The SCC warned that if governments do not meet their obligations to justify infringements to Aboriginal title, and do not act consistent with their fiduciary duties, project approvals may be unraveled, and legislation may fall. The message is that governments that don’t justify their actions act at their peril. The Court offered the following example:

If the Crown begins a project without consent prior to Aboriginal title being established, it may be required to cancel the project upon establishment of the title if continuation of the project would be unjustifiably infringing. Similarly, if legislation was validly enacted before title was established, such legislation may be rendered inapplicable going forward to the extent it unjustifiably infringes Aboriginal title.


In light of its declaration of Aboriginal title, and based on the Forest Act’s definition of “Crown timber” and “Crown lands” not including timber on Aboriginal title lands, the SCC found that the Forest Act did not apply to the Tsilhqot’in’s Aboriginal title lands. The SCC concluded that “the legislature intended the Forest Act to apply to land under claims for Aboriginal title up to the time title is confirmed by agreement or court order.” However, once Aboriginal title is proven, the beneficial interest in the land, including its resources, belongs to the Aboriginal title holder.

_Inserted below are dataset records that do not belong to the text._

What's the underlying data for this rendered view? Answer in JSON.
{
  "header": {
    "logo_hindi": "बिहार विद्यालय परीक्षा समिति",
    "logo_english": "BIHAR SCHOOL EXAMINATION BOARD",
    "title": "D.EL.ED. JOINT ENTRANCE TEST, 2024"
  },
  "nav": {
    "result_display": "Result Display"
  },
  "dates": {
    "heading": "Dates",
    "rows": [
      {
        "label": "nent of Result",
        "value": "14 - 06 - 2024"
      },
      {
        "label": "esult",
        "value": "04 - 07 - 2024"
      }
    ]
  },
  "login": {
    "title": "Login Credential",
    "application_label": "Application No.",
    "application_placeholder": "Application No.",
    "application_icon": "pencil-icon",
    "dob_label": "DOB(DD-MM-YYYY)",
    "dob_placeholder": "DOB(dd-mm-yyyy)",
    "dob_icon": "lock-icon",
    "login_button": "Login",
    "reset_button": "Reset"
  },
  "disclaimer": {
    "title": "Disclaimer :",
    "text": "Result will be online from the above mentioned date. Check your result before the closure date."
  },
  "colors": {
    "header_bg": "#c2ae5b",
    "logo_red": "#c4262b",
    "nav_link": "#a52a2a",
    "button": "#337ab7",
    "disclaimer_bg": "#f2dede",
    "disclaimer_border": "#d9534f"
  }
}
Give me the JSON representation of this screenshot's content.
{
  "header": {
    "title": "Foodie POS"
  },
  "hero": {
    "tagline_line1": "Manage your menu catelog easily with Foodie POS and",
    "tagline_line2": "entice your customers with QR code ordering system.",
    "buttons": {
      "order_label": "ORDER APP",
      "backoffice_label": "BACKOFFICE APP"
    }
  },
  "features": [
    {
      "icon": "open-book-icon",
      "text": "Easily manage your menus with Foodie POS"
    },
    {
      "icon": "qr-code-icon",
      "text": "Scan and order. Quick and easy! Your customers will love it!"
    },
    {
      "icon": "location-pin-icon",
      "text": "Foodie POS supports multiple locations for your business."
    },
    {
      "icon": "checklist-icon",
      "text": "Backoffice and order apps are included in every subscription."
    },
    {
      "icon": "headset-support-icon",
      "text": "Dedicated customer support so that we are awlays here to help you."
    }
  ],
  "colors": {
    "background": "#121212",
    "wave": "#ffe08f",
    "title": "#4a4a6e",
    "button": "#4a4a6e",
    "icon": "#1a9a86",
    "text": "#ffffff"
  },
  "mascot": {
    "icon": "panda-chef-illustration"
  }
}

On the question of whether provinces can legislate in relation to Aboriginal title and rights, or whether this amounts to an interference with a core area of federal jurisdiction under s. 91(24), the SCC held that the doctrine of inter-jurisdictional immunity did not apply.

The SCC reasoned that the inter-jurisdictional issue in this case was not one of competing provincial and federal powers but, rather, of addressing the tension between the rights of Aboriginal title holders to use their lands as they choose, and the authority of the Province to regulate land use. The SCC concluded that the guarantee of Aboriginal rights in s. 35 of the Constitution Act, 1982 operates as a limit on both federal and provincial legislative powers; therefore, the proper way to curtail interferences with Aboriginal rights and to ensure respect from Crown governments, is to require that all infringements, both federal and provincial, are justified.


This case provides First Nations with significantly improved opportunities to advance their Aboriginal title and rights in a manner that reflects their vision, values and perspectives. The SCC’s decision essentially requires that the Crown and industry meaningfully engage with Aboriginal title holders when proposing to make decisions or conduct business on their territories. This engagement can no longer be limited to “small spots” but must be achieved with a view to tangibly addressing the incidents of title affirmed by this case; namely, the right of enjoyment and occupancy of title land; the right to possess title land; the right to economic benefits of title land; and the right to pro-actively use and manage title land. In this light, as the Court emphasized at para. 97 of its decision, the Crown and industry would be well advised to “avoid a charge of infringement or failure to adequately consult by obtaining the consent of the interested Aboriginal group.”

Pragmatically speaking, this case provides sound guidance for effective and balanced consultation and accommodation discussions regarding decisions taken on Indigenous lands. The principles and laws affirmed in this case, once honoured and implemented, ought to re-invigorate negotiations in relation to the outstanding land question in British Columbia. Opportunities abound.

We acknowledge, with much gratitude and respect the vision, courage and leadership of the Tsilhqot’in people in advancing this case.

This case summary provides our general comments on the case discussed and should not be relied on as legal advice. If you have any questions about this case or any similar issue, please contact any of our lawyers.

See CanLII for the Reasons for Judgement.